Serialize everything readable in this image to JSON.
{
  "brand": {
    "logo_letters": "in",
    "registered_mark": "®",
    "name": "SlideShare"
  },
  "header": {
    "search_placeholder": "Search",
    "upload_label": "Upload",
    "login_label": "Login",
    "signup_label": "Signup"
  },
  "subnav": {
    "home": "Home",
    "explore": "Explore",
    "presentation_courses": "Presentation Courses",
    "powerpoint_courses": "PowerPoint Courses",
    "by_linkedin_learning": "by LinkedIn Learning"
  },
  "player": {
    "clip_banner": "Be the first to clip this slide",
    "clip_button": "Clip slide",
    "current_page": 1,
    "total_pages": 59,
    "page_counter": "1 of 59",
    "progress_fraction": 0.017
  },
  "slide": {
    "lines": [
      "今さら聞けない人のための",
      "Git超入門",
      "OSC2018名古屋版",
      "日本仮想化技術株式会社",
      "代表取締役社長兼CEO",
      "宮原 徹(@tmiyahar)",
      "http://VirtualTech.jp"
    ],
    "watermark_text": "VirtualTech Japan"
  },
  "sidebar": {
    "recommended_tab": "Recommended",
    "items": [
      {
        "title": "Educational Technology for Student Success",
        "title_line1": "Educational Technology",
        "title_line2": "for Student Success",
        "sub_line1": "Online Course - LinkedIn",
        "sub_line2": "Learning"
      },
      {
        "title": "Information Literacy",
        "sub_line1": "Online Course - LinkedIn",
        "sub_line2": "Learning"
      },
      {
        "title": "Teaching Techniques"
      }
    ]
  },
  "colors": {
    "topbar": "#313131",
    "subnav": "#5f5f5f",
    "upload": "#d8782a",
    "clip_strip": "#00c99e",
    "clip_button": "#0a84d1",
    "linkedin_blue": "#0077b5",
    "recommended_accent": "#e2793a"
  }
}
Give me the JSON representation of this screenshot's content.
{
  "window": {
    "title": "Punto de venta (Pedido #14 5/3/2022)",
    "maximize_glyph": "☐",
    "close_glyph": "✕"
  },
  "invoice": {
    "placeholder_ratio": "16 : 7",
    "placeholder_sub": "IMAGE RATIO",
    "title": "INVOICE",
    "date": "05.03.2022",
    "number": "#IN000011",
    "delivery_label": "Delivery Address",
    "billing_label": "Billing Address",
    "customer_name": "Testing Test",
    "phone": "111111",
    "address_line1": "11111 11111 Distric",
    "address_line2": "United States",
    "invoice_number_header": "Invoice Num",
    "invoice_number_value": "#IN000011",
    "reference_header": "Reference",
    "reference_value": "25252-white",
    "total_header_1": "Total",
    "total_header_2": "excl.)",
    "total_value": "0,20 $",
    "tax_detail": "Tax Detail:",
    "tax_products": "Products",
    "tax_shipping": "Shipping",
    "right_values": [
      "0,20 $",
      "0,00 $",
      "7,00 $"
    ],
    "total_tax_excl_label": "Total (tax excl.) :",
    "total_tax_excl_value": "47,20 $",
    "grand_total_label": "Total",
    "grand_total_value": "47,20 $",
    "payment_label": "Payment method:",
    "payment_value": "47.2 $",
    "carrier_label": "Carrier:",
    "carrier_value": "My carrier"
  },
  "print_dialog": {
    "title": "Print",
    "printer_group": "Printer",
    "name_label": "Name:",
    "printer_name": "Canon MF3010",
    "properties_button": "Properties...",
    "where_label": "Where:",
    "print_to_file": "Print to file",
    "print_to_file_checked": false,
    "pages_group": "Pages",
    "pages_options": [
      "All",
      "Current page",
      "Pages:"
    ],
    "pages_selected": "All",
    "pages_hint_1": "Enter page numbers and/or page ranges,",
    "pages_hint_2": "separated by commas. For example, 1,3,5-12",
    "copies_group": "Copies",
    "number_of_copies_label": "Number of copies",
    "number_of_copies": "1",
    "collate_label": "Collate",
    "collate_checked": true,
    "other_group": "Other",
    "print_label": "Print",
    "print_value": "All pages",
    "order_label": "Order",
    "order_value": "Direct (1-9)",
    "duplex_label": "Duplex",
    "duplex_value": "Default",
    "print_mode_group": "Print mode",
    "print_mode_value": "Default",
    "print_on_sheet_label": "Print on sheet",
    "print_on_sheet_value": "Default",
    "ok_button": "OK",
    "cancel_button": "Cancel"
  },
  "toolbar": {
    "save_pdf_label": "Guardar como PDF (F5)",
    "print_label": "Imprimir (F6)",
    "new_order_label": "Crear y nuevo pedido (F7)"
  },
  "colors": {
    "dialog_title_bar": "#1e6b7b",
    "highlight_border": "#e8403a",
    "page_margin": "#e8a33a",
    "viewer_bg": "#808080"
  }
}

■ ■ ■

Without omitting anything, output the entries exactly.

__Exercise solution__
Serialize everything readable in this image to JSON.
{
  "brand": {
    "logo_letters": "in",
    "registered_mark": "®",
    "name": "SlideShare"
  },
  "header": {
    "search_placeholder": "Search",
    "upload_label": "Upload",
    "login_label": "Login",
    "signup_label": "Signup"
  },
  "subnav": {
    "home": "Home",
    "explore": "Explore",
    "presentation_courses": "Presentation Courses",
    "powerpoint_courses": "PowerPoint Courses",
    "by_linkedin_learning": "by LinkedIn Learning"
  },
  "player": {
    "clip_banner": "Be the first to clip this slide",
    "clip_button": "Clip slide",
    "current_page": 1,
    "total_pages": 59,
    "page_counter": "1 of 59",
    "progress_fraction": 0.017
  },
  "slide": {
    "lines": [
      "今さら聞けない人のための",
      "Git超入門",
      "OSC2018名古屋版",
      "日本仮想化技術株式会社",
      "代表取締役社長兼CEO",
      "宮原 徹(@tmiyahar)",
      "http://VirtualTech.jp"
    ],
    "watermark_text": "VirtualTech Japan"
  },
  "sidebar": {
    "recommended_tab": "Recommended",
    "items": [
      {
        "title": "Educational Technology for Student Success",
        "title_line1": "Educational Technology",
        "title_line2": "for Student Success",
        "sub_line1": "Online Course - LinkedIn",
        "sub_line2": "Learning"
      },
      {
        "title": "Information Literacy",
        "sub_line1": "Online Course - LinkedIn",
        "sub_line2": "Learning"
      },
      {
        "title": "Teaching Techniques"
      }
    ]
  },
  "colors": {
    "topbar": "#313131",
    "subnav": "#5f5f5f",
    "upload": "#d8782a",
    "clip_strip": "#00c99e",
    "clip_button": "#0a84d1",
    "linkedin_blue": "#0077b5",
    "recommended_accent": "#e2793a"
  }
}
Give me the JSON representation of this screenshot's content.
{
  "window": {
    "title": "Punto de venta (Pedido #14 5/3/2022)",
    "maximize_glyph": "☐",
    "close_glyph": "✕"
  },
  "invoice": {
    "placeholder_ratio": "16 : 7",
    "placeholder_sub": "IMAGE RATIO",
    "title": "INVOICE",
    "date": "05.03.2022",
    "number": "#IN000011",
    "delivery_label": "Delivery Address",
    "billing_label": "Billing Address",
    "customer_name": "Testing Test",
    "phone": "111111",
    "address_line1": "11111 11111 Distric",
    "address_line2": "United States",
    "invoice_number_header": "Invoice Num",
    "invoice_number_value": "#IN000011",
    "reference_header": "Reference",
    "reference_value": "25252-white",
    "total_header_1": "Total",
    "total_header_2": "excl.)",
    "total_value": "0,20 $",
    "tax_detail": "Tax Detail:",
    "tax_products": "Products",
    "tax_shipping": "Shipping",
    "right_values": [
      "0,20 $",
      "0,00 $",
      "7,00 $"
    ],
    "total_tax_excl_label": "Total (tax excl.) :",
    "total_tax_excl_value": "47,20 $",
    "grand_total_label": "Total",
    "grand_total_value": "47,20 $",
    "payment_label": "Payment method:",
    "payment_value": "47.2 $",
    "carrier_label": "Carrier:",
    "carrier_value": "My carrier"
  },
  "print_dialog": {
    "title": "Print",
    "printer_group": "Printer",
    "name_label": "Name:",
    "printer_name": "Canon MF3010",
    "properties_button": "Properties...",
    "where_label": "Where:",
    "print_to_file": "Print to file",
    "print_to_file_checked": false,
    "pages_group": "Pages",
    "pages_options": [
      "All",
      "Current page",
      "Pages:"
    ],
    "pages_selected": "All",
    "pages_hint_1": "Enter page numbers and/or page ranges,",
    "pages_hint_2": "separated by commas. For example, 1,3,5-12",
    "copies_group": "Copies",
    "number_of_copies_label": "Number of copies",
    "number_of_copies": "1",
    "collate_label": "Collate",
    "collate_checked": true,
    "other_group": "Other",
    "print_label": "Print",
    "print_value": "All pages",
    "order_label": "Order",
    "order_value": "Direct (1-9)",
    "duplex_label": "Duplex",
    "duplex_value": "Default",
    "print_mode_group": "Print mode",
    "print_mode_value": "Default",
    "print_on_sheet_label": "Print on sheet",
    "print_on_sheet_value": "Default",
    "ok_button": "OK",
    "cancel_button": "Cancel"
  },
  "toolbar": {
    "save_pdf_label": "Guardar como PDF (F5)",
    "print_label": "Imprimir (F6)",
    "new_order_label": "Crear y nuevo pedido (F7)"
  },
  "colors": {
    "dialog_title_bar": "#1e6b7b",
    "highlight_border": "#e8403a",
    "page_margin": "#e8a33a",
    "viewer_bg": "#808080"
  }
}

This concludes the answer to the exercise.